## EXERCISE REQUIREMENTS
Lines in the listing below that hold "Vidas" are the ones to copy.

## RECORDS FOR PROCESSING

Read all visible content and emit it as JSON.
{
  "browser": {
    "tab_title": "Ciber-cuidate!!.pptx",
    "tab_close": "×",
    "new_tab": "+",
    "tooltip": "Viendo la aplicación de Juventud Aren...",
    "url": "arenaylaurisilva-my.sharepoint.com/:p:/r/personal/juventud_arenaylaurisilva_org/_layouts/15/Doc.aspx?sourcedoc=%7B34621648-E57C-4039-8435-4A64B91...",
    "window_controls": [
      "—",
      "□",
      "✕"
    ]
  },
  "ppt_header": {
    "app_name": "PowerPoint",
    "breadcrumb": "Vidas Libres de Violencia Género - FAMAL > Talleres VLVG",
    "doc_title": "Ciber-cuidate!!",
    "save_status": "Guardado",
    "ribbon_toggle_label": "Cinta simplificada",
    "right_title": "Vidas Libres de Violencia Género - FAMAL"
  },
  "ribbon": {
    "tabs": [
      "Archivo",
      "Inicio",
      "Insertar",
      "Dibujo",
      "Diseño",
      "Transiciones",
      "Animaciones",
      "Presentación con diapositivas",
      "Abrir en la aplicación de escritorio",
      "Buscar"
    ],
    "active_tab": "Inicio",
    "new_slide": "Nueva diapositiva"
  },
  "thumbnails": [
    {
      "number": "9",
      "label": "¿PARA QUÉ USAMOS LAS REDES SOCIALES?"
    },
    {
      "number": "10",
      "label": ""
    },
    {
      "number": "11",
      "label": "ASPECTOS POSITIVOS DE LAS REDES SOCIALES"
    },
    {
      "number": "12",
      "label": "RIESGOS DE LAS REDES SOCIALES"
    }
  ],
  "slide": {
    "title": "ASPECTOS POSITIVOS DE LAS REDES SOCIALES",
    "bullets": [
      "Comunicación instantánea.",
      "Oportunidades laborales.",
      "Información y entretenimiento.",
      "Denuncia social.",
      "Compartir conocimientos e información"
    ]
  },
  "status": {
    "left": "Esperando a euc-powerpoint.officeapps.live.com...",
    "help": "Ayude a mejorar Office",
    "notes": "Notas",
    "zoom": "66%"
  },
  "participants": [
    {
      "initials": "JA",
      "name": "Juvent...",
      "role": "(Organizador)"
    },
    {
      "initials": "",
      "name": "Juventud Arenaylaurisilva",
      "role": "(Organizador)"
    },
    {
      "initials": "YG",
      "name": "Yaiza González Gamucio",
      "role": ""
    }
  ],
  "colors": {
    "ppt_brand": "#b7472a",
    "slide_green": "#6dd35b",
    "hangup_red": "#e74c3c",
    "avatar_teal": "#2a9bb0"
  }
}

## OUTPUT FOR THIS TASK
    "breadcrumb": "Vidas Libres de Violencia Género - FAMAL > Talleres VLVG",
    "right_title": "Vidas Libres de Violencia Género - FAMAL"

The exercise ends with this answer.